■ **WHAT YOU NEED TO DO**
Please print out every entry below, verbatim.

***** EXCERPTED DATA

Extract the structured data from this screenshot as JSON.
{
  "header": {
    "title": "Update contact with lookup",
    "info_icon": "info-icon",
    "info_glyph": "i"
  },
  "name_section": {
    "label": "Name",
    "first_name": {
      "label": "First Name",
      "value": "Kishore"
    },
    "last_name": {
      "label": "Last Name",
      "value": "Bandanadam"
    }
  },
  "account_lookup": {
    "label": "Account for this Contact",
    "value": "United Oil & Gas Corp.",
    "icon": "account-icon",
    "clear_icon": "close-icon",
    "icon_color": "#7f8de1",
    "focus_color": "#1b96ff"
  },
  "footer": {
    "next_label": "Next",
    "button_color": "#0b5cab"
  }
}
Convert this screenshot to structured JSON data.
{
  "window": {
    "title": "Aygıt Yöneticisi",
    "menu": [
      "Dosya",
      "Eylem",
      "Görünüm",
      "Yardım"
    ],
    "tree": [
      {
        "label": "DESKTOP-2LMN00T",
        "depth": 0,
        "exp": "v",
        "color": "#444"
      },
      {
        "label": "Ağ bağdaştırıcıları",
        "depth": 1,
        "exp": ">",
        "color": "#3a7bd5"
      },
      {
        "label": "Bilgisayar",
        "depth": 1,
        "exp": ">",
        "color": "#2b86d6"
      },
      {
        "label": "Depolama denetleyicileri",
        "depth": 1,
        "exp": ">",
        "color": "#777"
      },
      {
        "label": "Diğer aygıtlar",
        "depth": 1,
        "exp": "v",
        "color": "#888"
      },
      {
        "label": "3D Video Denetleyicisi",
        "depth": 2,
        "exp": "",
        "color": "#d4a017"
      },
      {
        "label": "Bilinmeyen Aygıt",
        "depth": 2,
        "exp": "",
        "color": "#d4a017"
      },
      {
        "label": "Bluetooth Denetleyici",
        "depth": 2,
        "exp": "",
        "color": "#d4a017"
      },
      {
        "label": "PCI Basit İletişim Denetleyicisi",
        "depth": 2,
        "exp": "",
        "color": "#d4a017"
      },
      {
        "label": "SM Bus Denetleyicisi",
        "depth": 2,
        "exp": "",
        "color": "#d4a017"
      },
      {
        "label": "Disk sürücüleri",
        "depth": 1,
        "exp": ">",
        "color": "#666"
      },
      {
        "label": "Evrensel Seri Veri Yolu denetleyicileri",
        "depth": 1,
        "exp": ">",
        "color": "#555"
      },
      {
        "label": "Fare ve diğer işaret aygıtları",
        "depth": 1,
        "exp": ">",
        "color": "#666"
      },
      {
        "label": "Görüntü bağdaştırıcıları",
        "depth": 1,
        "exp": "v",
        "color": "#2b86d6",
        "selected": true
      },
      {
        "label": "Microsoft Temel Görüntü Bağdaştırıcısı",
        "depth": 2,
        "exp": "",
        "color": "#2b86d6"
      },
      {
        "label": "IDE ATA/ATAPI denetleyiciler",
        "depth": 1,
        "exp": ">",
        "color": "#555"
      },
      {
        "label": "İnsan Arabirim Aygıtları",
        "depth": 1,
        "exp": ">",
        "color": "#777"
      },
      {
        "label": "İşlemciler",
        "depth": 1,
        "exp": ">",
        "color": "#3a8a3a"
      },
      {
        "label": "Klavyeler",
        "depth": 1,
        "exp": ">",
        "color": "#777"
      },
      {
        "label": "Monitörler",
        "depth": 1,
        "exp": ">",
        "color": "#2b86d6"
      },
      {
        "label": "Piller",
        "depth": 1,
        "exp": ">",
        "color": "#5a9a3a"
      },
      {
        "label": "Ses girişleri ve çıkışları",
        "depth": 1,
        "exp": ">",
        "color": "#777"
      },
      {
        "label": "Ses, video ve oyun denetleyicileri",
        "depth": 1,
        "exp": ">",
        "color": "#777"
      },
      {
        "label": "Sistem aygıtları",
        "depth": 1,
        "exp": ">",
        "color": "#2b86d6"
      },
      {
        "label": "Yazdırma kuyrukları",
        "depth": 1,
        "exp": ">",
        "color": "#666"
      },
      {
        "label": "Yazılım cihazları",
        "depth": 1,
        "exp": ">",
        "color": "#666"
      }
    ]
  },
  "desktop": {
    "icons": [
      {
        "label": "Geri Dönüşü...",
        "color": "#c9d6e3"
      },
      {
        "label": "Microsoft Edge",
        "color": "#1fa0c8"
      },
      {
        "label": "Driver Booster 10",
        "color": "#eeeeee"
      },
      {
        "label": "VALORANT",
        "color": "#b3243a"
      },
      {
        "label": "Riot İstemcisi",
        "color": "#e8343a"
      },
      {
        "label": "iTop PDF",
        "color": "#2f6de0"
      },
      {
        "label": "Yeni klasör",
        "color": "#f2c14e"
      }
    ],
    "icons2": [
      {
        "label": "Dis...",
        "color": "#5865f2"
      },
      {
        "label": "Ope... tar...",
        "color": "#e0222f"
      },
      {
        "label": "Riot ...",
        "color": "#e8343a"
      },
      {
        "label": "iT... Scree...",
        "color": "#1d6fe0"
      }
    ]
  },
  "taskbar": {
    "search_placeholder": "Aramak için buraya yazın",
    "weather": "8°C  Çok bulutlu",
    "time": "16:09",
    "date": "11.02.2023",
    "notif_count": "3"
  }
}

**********

■ **RESULT**
Extract the structured data from this screenshot as JSON.
{
  "header": {
    "title": "Update contact with lookup",
    "info_icon": "info-icon",
    "info_glyph": "i"
  },
  "name_section": {
    "label": "Name",
    "first_name": {
      "label": "First Name",
      "value": "Kishore"
    },
    "last_name": {
      "label": "Last Name",
      "value": "Bandanadam"
    }
  },
  "account_lookup": {
    "label": "Account for this Contact",
    "value": "United Oil & Gas Corp.",
    "icon": "account-icon",
    "clear_icon": "close-icon",
    "icon_color": "#7f8de1",
    "focus_color": "#1b96ff"
  },
  "footer": {
    "next_label": "Next",
    "button_color": "#0b5cab"
  }
}
Convert this screenshot to structured JSON data.
{
  "window": {
    "title": "Aygıt Yöneticisi",
    "menu": [
      "Dosya",
      "Eylem",
      "Görünüm",
      "Yardım"
    ],
    "tree": [
      {
        "label": "DESKTOP-2LMN00T",
        "depth": 0,
        "exp": "v",
        "color": "#444"
      },
      {
        "label": "Ağ bağdaştırıcıları",
        "depth": 1,
        "exp": ">",
        "color": "#3a7bd5"
      },
      {
        "label": "Bilgisayar",
        "depth": 1,
        "exp": ">",
        "color": "#2b86d6"
      },
      {
        "label": "Depolama denetleyicileri",
        "depth": 1,
        "exp": ">",
        "color": "#777"
      },
      {
        "label": "Diğer aygıtlar",
        "depth": 1,
        "exp": "v",
        "color": "#888"
      },
      {
        "label": "3D Video Denetleyicisi",
        "depth": 2,
        "exp": "",
        "color": "#d4a017"
      },
      {
        "label": "Bilinmeyen Aygıt",
        "depth": 2,
        "exp": "",
        "color": "#d4a017"
      },
      {
        "label": "Bluetooth Denetleyici",
        "depth": 2,
        "exp": "",
        "color": "#d4a017"
      },
      {
        "label": "PCI Basit İletişim Denetleyicisi",
        "depth": 2,
        "exp": "",
        "color": "#d4a017"
      },
      {
        "label": "SM Bus Denetleyicisi",
        "depth": 2,
        "exp": "",
        "color": "#d4a017"
      },
      {
        "label": "Disk sürücüleri",
        "depth": 1,
        "exp": ">",
        "color": "#666"
      },
      {
        "label": "Evrensel Seri Veri Yolu denetleyicileri",
        "depth": 1,
        "exp": ">",
        "color": "#555"
      },
      {
        "label": "Fare ve diğer işaret aygıtları",
        "depth": 1,
        "exp": ">",
        "color": "#666"
      },
      {
        "label": "Görüntü bağdaştırıcıları",
        "depth": 1,
        "exp": "v",
        "color": "#2b86d6",
        "selected": true
      },
      {
        "label": "Microsoft Temel Görüntü Bağdaştırıcısı",
        "depth": 2,
        "exp": "",
        "color": "#2b86d6"
      },
      {
        "label": "IDE ATA/ATAPI denetleyiciler",
        "depth": 1,
        "exp": ">",
        "color": "#555"
      },
      {
        "label": "İnsan Arabirim Aygıtları",
        "depth": 1,
        "exp": ">",
        "color": "#777"
      },
      {
        "label": "İşlemciler",
        "depth": 1,
        "exp": ">",
        "color": "#3a8a3a"
      },
      {
        "label": "Klavyeler",
        "depth": 1,
        "exp": ">",
        "color": "#777"
      },
      {
        "label": "Monitörler",
        "depth": 1,
        "exp": ">",
        "color": "#2b86d6"
      },
      {
        "label": "Piller",
        "depth": 1,
        "exp": ">",
        "color": "#5a9a3a"
      },
      {
        "label": "Ses girişleri ve çıkışları",
        "depth": 1,
        "exp": ">",
        "color": "#777"
      },
      {
        "label": "Ses, video ve oyun denetleyicileri",
        "depth": 1,
        "exp": ">",
        "color": "#777"
      },
      {
        "label": "Sistem aygıtları",
        "depth": 1,
        "exp": ">",
        "color": "#2b86d6"
      },
      {
        "label": "Yazdırma kuyrukları",
        "depth": 1,
        "exp": ">",
        "color": "#666"
      },
      {
        "label": "Yazılım cihazları",
        "depth": 1,
        "exp": ">",
        "color": "#666"
      }
    ]
  },
  "desktop": {
    "icons": [
      {
        "label": "Geri Dönüşü...",
        "color": "#c9d6e3"
      },
      {
        "label": "Microsoft Edge",
        "color": "#1fa0c8"
      },
      {
        "label": "Driver Booster 10",
        "color": "#eeeeee"
      },
      {
        "label": "VALORANT",
        "color": "#b3243a"
      },
      {
        "label": "Riot İstemcisi",
        "color": "#e8343a"
      },
      {
        "label": "iTop PDF",
        "color": "#2f6de0"
      },
      {
        "label": "Yeni klasör",
        "color": "#f2c14e"
      }
    ],
    "icons2": [
      {
        "label": "Dis...",
        "color": "#5865f2"
      },
      {
        "label": "Ope... tar...",
        "color": "#e0222f"
      },
      {
        "label": "Riot ...",
        "color": "#e8343a"
      },
      {
        "label": "iT... Scree...",
        "color": "#1d6fe0"
      }
    ]
  },
  "taskbar": {
    "search_placeholder": "Aramak için buraya yazın",
    "weather": "8°C  Çok bulutlu",
    "time": "16:09",
    "date": "11.02.2023",
    "notif_count": "3"
  }
}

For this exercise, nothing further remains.